## Exercise:
Please write out all the entries exactly, without the pictures.

## Data for the task:
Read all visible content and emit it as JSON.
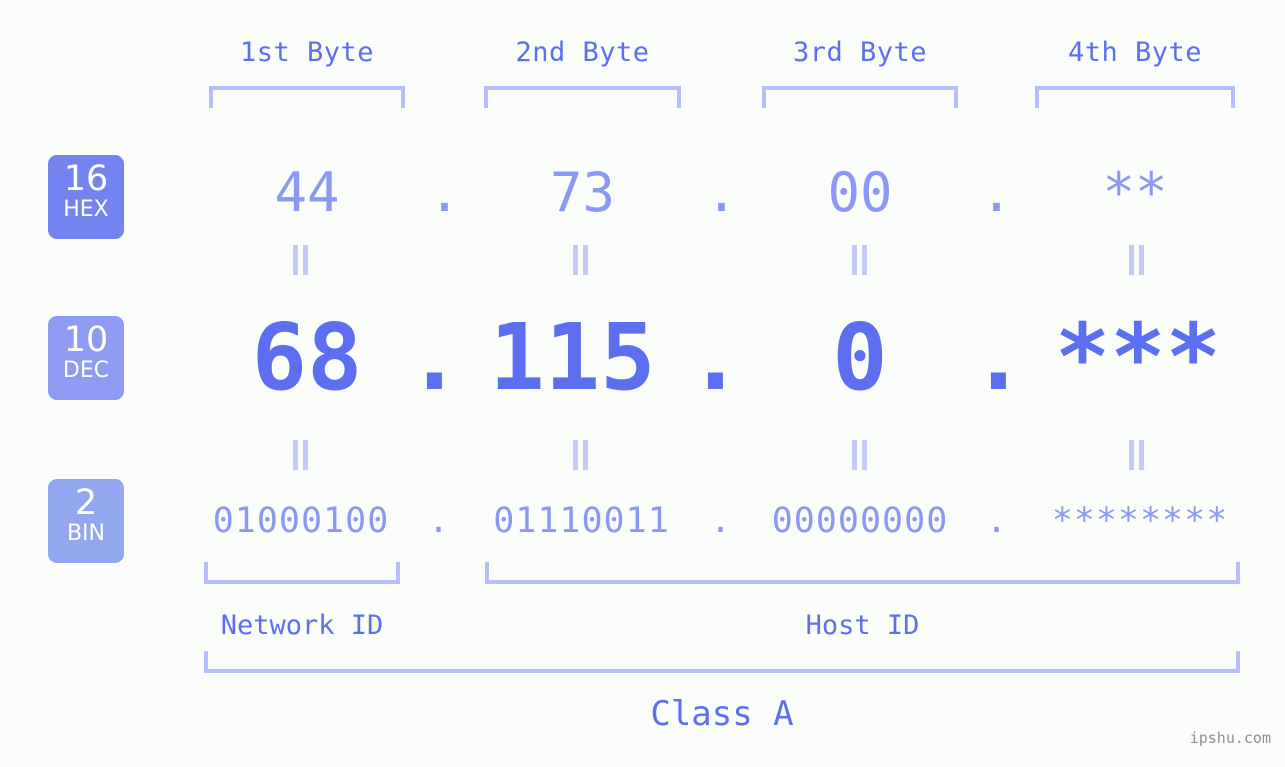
{
  "meta": {
    "background_color": "#fbfdfa",
    "accent_color": "#5b6ff0",
    "accent_light_color": "#8b99f2",
    "bracket_color": "#b5bdfb"
  },
  "byte_headers": [
    {
      "label": "1st Byte"
    },
    {
      "label": "2nd Byte"
    },
    {
      "label": "3rd Byte"
    },
    {
      "label": "4th Byte"
    }
  ],
  "bases": [
    {
      "number": "16",
      "abbr": "HEX",
      "color": "#7383f0"
    },
    {
      "number": "10",
      "abbr": "DEC",
      "color": "#8d9bf3"
    },
    {
      "number": "2",
      "abbr": "BIN",
      "color": "#92a7f0"
    }
  ],
  "rows": {
    "hex": {
      "base_label": "HEX",
      "values": [
        "44",
        "73",
        "00",
        "**"
      ],
      "separator": "."
    },
    "dec": {
      "base_label": "DEC",
      "values": [
        "68",
        "115",
        "0",
        "***"
      ],
      "separator": "."
    },
    "bin": {
      "base_label": "BIN",
      "values": [
        "01000100",
        "01110011",
        "00000000",
        "********"
      ],
      "separator": "."
    }
  },
  "equivalence_symbol": "=",
  "sections": {
    "network_id": "Network ID",
    "host_id": "Host ID",
    "class": "Class A"
  },
  "watermark": "ipshu.com"
}
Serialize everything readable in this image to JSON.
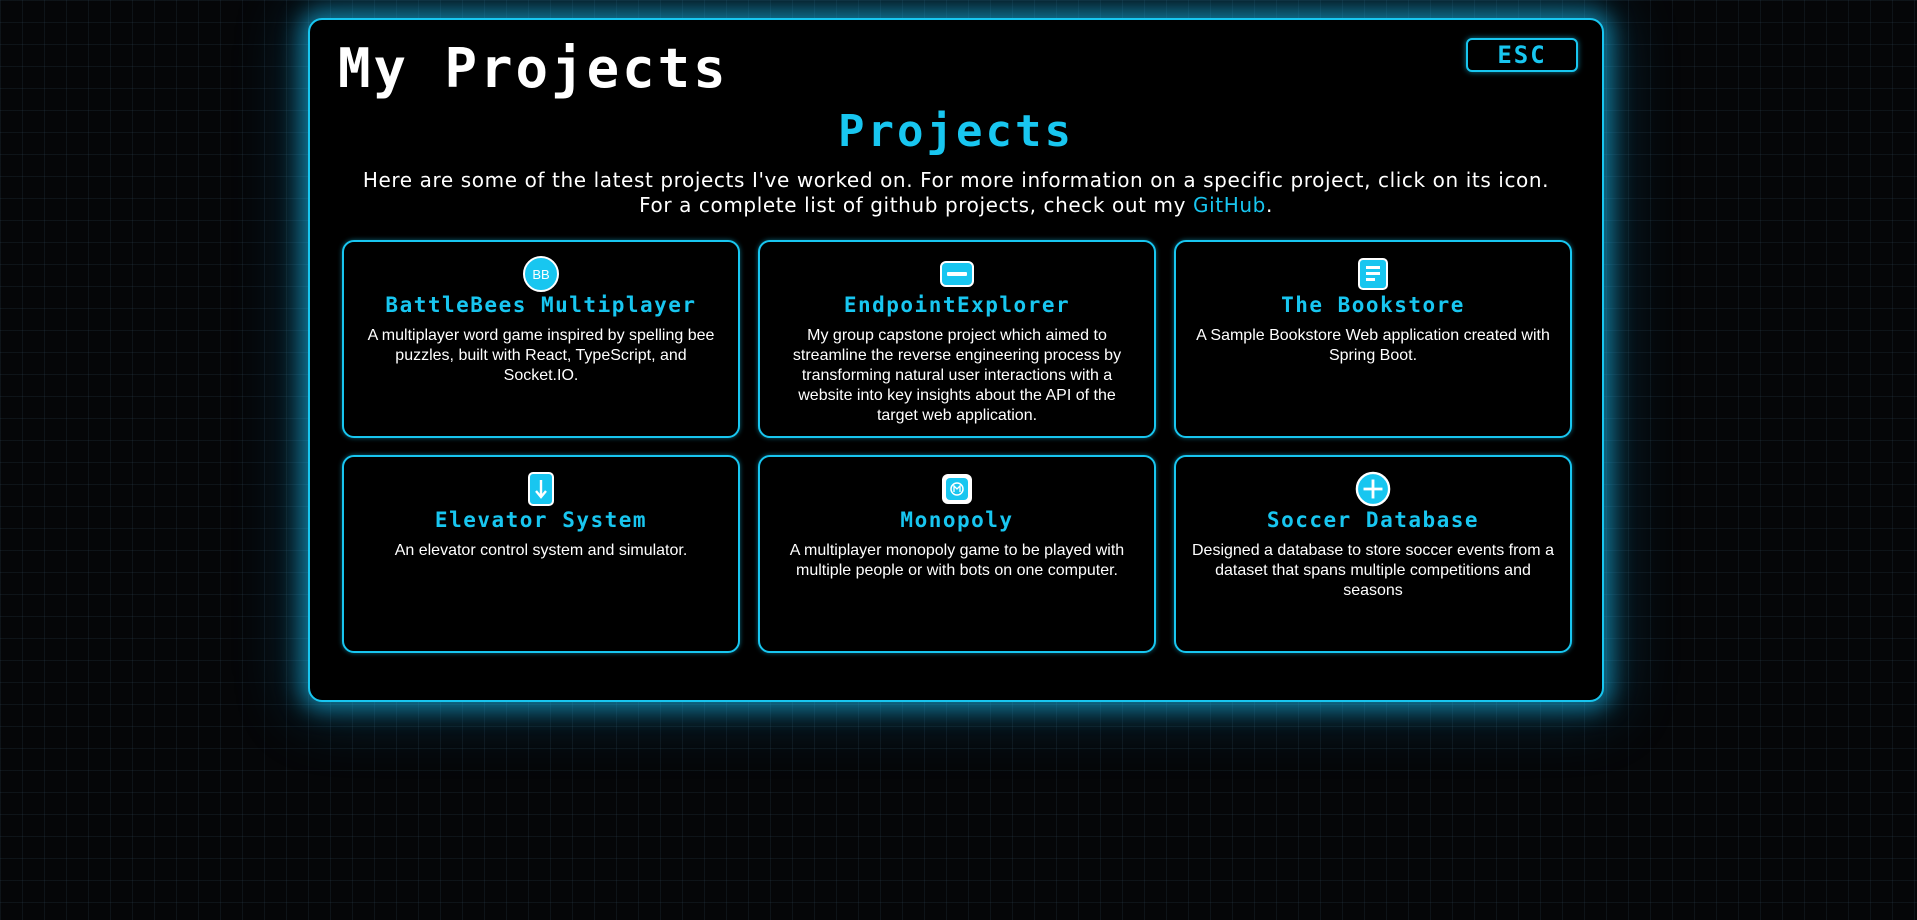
{
  "window": {
    "title": "My Projects",
    "esc_label": "ESC"
  },
  "section": {
    "heading": "Projects",
    "intro_before": "Here are some of the latest projects I've worked on. For more information on a specific project, click on its icon. For a complete list of github projects, check out my ",
    "intro_link": "GitHub",
    "intro_after": "."
  },
  "colors": {
    "accent": "#18c6f0",
    "background": "#000000",
    "text": "#ffffff"
  },
  "projects": [
    {
      "icon": "battlebees-logo-icon",
      "icon_text": "BB",
      "title": "BattleBees Multiplayer",
      "description": "A multiplayer word game inspired by spelling bee puzzles, built with React, TypeScript, and Socket.IO."
    },
    {
      "icon": "api-endpoint-icon",
      "title": "EndpointExplorer",
      "description": "My group capstone project which aimed to streamline the reverse engineering process by transforming natural user interactions with a website into key insights about the API of the target web application."
    },
    {
      "icon": "document-icon",
      "title": "The Bookstore",
      "description": "A Sample Bookstore Web application created with Spring Boot."
    },
    {
      "icon": "elevator-down-icon",
      "title": "Elevator System",
      "description": "An elevator control system and simulator."
    },
    {
      "icon": "monopoly-icon",
      "title": "Monopoly",
      "description": "A multiplayer monopoly game to be played with multiple people or with bots on one computer."
    },
    {
      "icon": "plus-circle-icon",
      "title": "Soccer Database",
      "description": "Designed a database to store soccer events from a dataset that spans multiple competitions and seasons"
    }
  ]
}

## Task result:
Read all visible content and emit it as JSON.
{
  "meta": {
    "background_color": "#fbfdfa",
    "accent_color": "#5b6ff0",
    "accent_light_color": "#8b99f2",
    "bracket_color": "#b5bdfb"
  },
  "byte_headers": [
    {
      "label": "1st Byte"
    },
    {
      "label": "2nd Byte"
    },
    {
      "label": "3rd Byte"
    },
    {
      "label": "4th Byte"
    }
  ],
  "bases": [
    {
      "number": "16",
      "abbr": "HEX",
      "color": "#7383f0"
    },
    {
      "number": "10",
      "abbr": "DEC",
      "color": "#8d9bf3"
    },
    {
      "number": "2",
      "abbr": "BIN",
      "color": "#92a7f0"
    }
  ],
  "rows": {
    "hex": {
      "base_label": "HEX",
      "values": [
        "44",
        "73",
        "00",
        "**"
      ],
      "separator": "."
    },
    "dec": {
      "base_label": "DEC",
      "values": [
        "68",
        "115",
        "0",
        "***"
      ],
      "separator": "."
    },
    "bin": {
      "base_label": "BIN",
      "values": [
        "01000100",
        "01110011",
        "00000000",
        "********"
      ],
      "separator": "."
    }
  },
  "equivalence_symbol": "=",
  "sections": {
    "network_id": "Network ID",
    "host_id": "Host ID",
    "class": "Class A"
  },
  "watermark": "ipshu.com"
}
Serialize everything readable in this image to JSON.
{
  "window": {
    "title": "My Projects",
    "esc_label": "ESC"
  },
  "section": {
    "heading": "Projects",
    "intro_before": "Here are some of the latest projects I've worked on. For more information on a specific project, click on its icon. For a complete list of github projects, check out my ",
    "intro_link": "GitHub",
    "intro_after": "."
  },
  "colors": {
    "accent": "#18c6f0",
    "background": "#000000",
    "text": "#ffffff"
  },
  "projects": [
    {
      "icon": "battlebees-logo-icon",
      "icon_text": "BB",
      "title": "BattleBees Multiplayer",
      "description": "A multiplayer word game inspired by spelling bee puzzles, built with React, TypeScript, and Socket.IO."
    },
    {
      "icon": "api-endpoint-icon",
      "title": "EndpointExplorer",
      "description": "My group capstone project which aimed to streamline the reverse engineering process by transforming natural user interactions with a website into key insights about the API of the target web application."
    },
    {
      "icon": "document-icon",
      "title": "The Bookstore",
      "description": "A Sample Bookstore Web application created with Spring Boot."
    },
    {
      "icon": "elevator-down-icon",
      "title": "Elevator System",
      "description": "An elevator control system and simulator."
    },
    {
      "icon": "monopoly-icon",
      "title": "Monopoly",
      "description": "A multiplayer monopoly game to be played with multiple people or with bots on one computer."
    },
    {
      "icon": "plus-circle-icon",
      "title": "Soccer Database",
      "description": "Designed a database to store soccer events from a dataset that spans multiple competitions and seasons"
    }
  ]
}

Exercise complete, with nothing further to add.